Back to the story: upon the Enterprise crew leaving the Klingon homeworld, Admiral Marcus shows up with his super-ship and decides if Kirk won’t abandon his and Starfleet’s principles, Kirk (and his crew) have to go, and he (Marcus) will make sure that Starfleet goes to war. Montgomery Scott, who made his moral choice earlier, sticks to his principles and helps the Enterprise. (Speaking of Scott, there’s an astronomical error when Scott discovers the super-ship: Jupiter’s clouds are in constant motion, and the movie’s special effects department put in a still photo of Jupiter as background instead of having the clouds move, as they correctly did in the movie 2010). I wondered why Scott didn’t disable the super-ship’s weapons systems before Marcus fired on the Enterprise, but at least he was still there to help when needed. I also appreciated the realization of the factor of inertia when Kirk and Harrison arrive and slide across the floor quite a distance before they can stop. I also thought it was nice that Spock contacted his counterpart to ask about Khan. Smart move.

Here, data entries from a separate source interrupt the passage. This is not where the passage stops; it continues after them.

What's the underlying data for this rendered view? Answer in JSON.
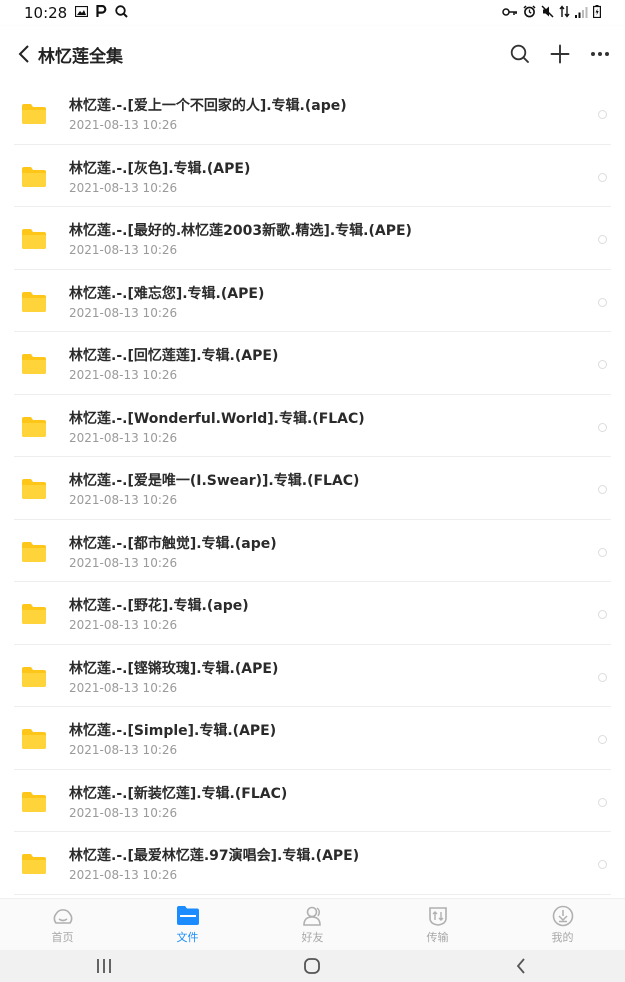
{
  "status_bar": {
    "time": "10:28",
    "left_icons": [
      "image-icon",
      "p-icon",
      "search-icon"
    ],
    "right_icons": [
      "key-icon",
      "alarm-icon",
      "mute-icon",
      "data-icon",
      "signal-icon",
      "battery-icon"
    ]
  },
  "header": {
    "title": "林忆莲全集",
    "actions": [
      "search-icon",
      "add-icon",
      "more-icon"
    ]
  },
  "files": [
    {
      "name": "林忆莲.-.[爱上一个不回家的人].专辑.(ape)",
      "date": "2021-08-13  10:26"
    },
    {
      "name": "林忆莲.-.[灰色].专辑.(APE)",
      "date": "2021-08-13  10:26"
    },
    {
      "name": "林忆莲.-.[最好的.林忆莲2003新歌.精选].专辑.(APE)",
      "date": "2021-08-13  10:26"
    },
    {
      "name": "林忆莲.-.[难忘您].专辑.(APE)",
      "date": "2021-08-13  10:26"
    },
    {
      "name": "林忆莲.-.[回忆莲莲].专辑.(APE)",
      "date": "2021-08-13  10:26"
    },
    {
      "name": "林忆莲.-.[Wonderful.World].专辑.(FLAC)",
      "date": "2021-08-13  10:26"
    },
    {
      "name": "林忆莲.-.[爱是唯一(I.Swear)].专辑.(FLAC)",
      "date": "2021-08-13  10:26"
    },
    {
      "name": "林忆莲.-.[都市触觉].专辑.(ape)",
      "date": "2021-08-13  10:26"
    },
    {
      "name": "林忆莲.-.[野花].专辑.(ape)",
      "date": "2021-08-13  10:26"
    },
    {
      "name": "林忆莲.-.[铿锵玫瑰].专辑.(APE)",
      "date": "2021-08-13  10:26"
    },
    {
      "name": "林忆莲.-.[Simple].专辑.(APE)",
      "date": "2021-08-13  10:26"
    },
    {
      "name": "林忆莲.-.[新装忆莲].专辑.(FLAC)",
      "date": "2021-08-13  10:26"
    },
    {
      "name": "林忆莲.-.[最爱林忆莲.97演唱会].专辑.(APE)",
      "date": "2021-08-13  10:26"
    }
  ],
  "bottom_nav": [
    {
      "label": "首页",
      "icon": "home-icon",
      "active": false
    },
    {
      "label": "文件",
      "icon": "folder-icon",
      "active": true
    },
    {
      "label": "好友",
      "icon": "friends-icon",
      "active": false
    },
    {
      "label": "传输",
      "icon": "transfer-icon",
      "active": false
    },
    {
      "label": "我的",
      "icon": "profile-icon",
      "active": false
    }
  ],
  "colors": {
    "accent": "#1a8cff",
    "folder": "#ffc61a",
    "inactive": "#a8a8a8"
  }
}
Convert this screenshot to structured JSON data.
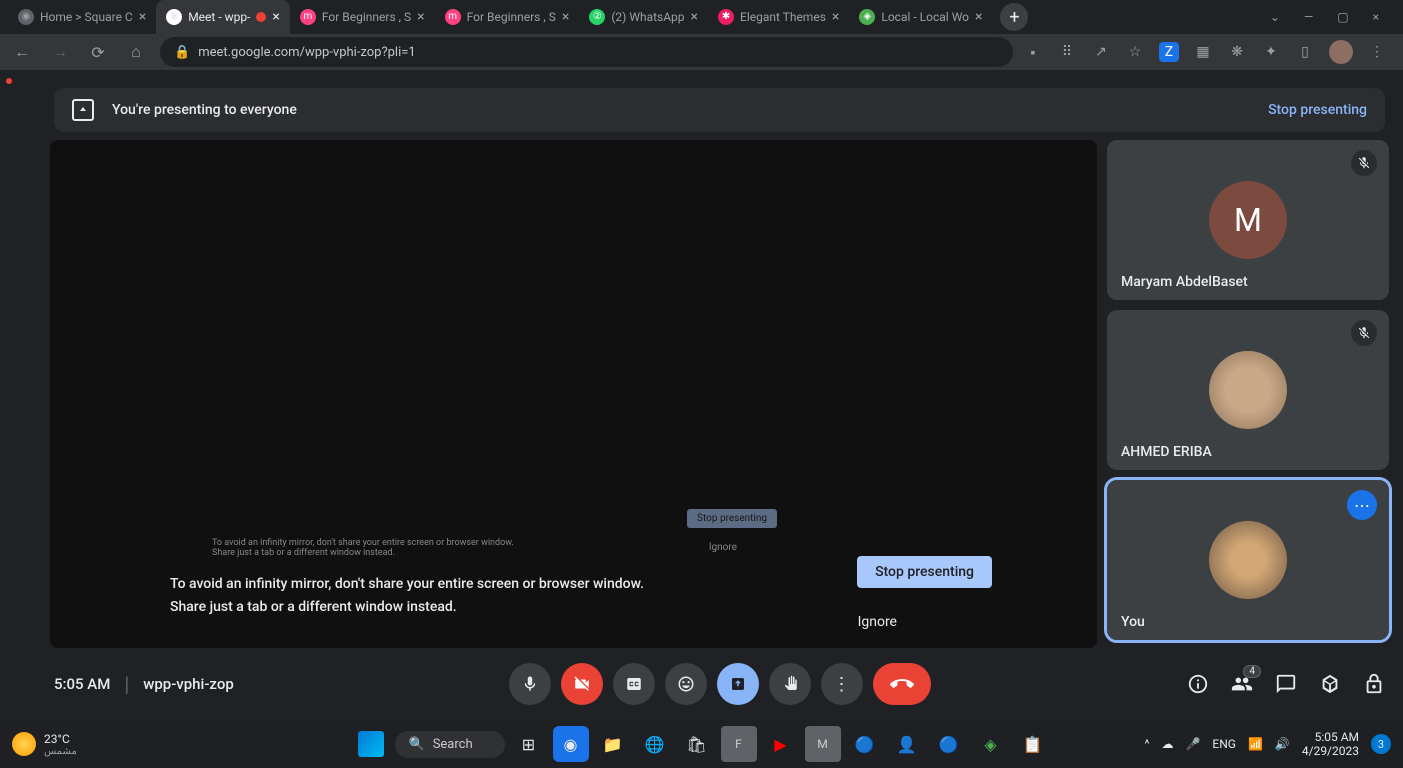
{
  "browser": {
    "tabs": [
      {
        "title": "Home > Square C",
        "active": false,
        "favicon_bg": "#5f6368"
      },
      {
        "title": "Meet - wpp-",
        "active": true,
        "favicon_bg": "#34a853",
        "recording": true
      },
      {
        "title": "For Beginners , S",
        "active": false,
        "favicon_bg": "#ff4081"
      },
      {
        "title": "For Beginners , S",
        "active": false,
        "favicon_bg": "#ff4081"
      },
      {
        "title": "(2) WhatsApp",
        "active": false,
        "favicon_bg": "#25d366"
      },
      {
        "title": "Elegant Themes",
        "active": false,
        "favicon_bg": "#e91e63"
      },
      {
        "title": "Local - Local Wo",
        "active": false,
        "favicon_bg": "#4caf50"
      }
    ],
    "url": "meet.google.com/wpp-vphi-zop?pli=1"
  },
  "banner": {
    "text": "You're presenting to everyone",
    "stop_link": "Stop presenting"
  },
  "mirror_msg": {
    "line1": "To avoid an infinity mirror, don't share your entire screen or browser window.",
    "line2": "Share just a tab or a different window instead."
  },
  "overlay": {
    "stop": "Stop presenting",
    "ignore": "Ignore"
  },
  "participants": [
    {
      "name": "Maryam AbdelBaset",
      "initial": "M",
      "muted": true,
      "type": "initial"
    },
    {
      "name": "AHMED ERIBA",
      "muted": true,
      "type": "photo"
    },
    {
      "name": "You",
      "active": true,
      "type": "photo",
      "more": true
    }
  ],
  "participant_count": "4",
  "bottom": {
    "time": "5:05 AM",
    "code": "wpp-vphi-zop"
  },
  "taskbar": {
    "temp": "23°C",
    "weather_label": "مشمس",
    "search": "Search",
    "lang": "ENG",
    "time": "5:05 AM",
    "date": "4/29/2023",
    "notif": "3"
  }
}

When they get to Earth, they correctly say that the Enterprise is in danger if it re-enters the atmosphere, and it did show the heat of re-entry, but unless there was some sort of shielding at work, re-entry would probably have caused even more damage, if not catastrophic damage, before theEnterprise hit the cloud tops. (I was delighted to see that the Enterprisefinally got seat belts for its crew, even though some seat restraints were seen in Star Trek: The Motion Picture.) I presume the super-ship, which was intact, survived re-entry because of shielding.

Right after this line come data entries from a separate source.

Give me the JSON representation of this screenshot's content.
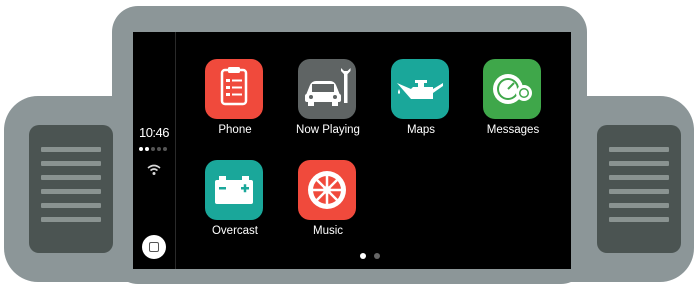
{
  "status": {
    "time": "10:46",
    "signal_bars_filled": 2,
    "signal_bars_total": 5,
    "icons": [
      "signal-icon",
      "wifi-icon",
      "home-button-icon"
    ]
  },
  "apps": [
    {
      "label": "Phone",
      "icon": "clipboard-icon",
      "color": "#f04a3c"
    },
    {
      "label": "Now Playing",
      "icon": "car-wrench-icon",
      "color": "#5f6464"
    },
    {
      "label": "Maps",
      "icon": "oil-can-icon",
      "color": "#1aa79a"
    },
    {
      "label": "Messages",
      "icon": "speedometer-icon",
      "color": "#3fa74a"
    },
    {
      "label": "Overcast",
      "icon": "battery-icon",
      "color": "#1aa79a"
    },
    {
      "label": "Music",
      "icon": "wheel-icon",
      "color": "#f04a3c"
    }
  ],
  "pager": {
    "pages": 2,
    "current": 1
  },
  "colors": {
    "housing": "#8c9698",
    "vent": "#4b5452",
    "screen": "#000000"
  }
}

Back on the Enterprise, the warp core needed attention, and this time it’s Kirk that sacrifices his life to fix things (though I wondered why Kirk didn’t bring any tools in with him). Spock then releases his anger in an all-out chase to get Harrison (J. J. Abrams seems to think Spock needs to have an anger release every so often). I didn’t have a problem with reviving Kirk with Harrison’s blood (though I agree with the observers who said that any of Harrison’s genetically engineered associates could have been the blood donor), because it saves us from having another movie on the order ofThe Search for Spock. I did miss, however, Kirk saying, “Out there. Thataway!” in response to being asked where to take the ship next.
In brief, yeah, it wasn’t perfect, it had problems, but in its own awkward way, it got to where it needed to go: putting the Enterprise on a five-year mission “to explore strange new worlds, to seek out new life and new civilizations, and to boldly go where no one has gone before.” We can only hope that will be the case in the next movie.
Posted by Joan Marie Verba at 5/20/2013 1:35 PM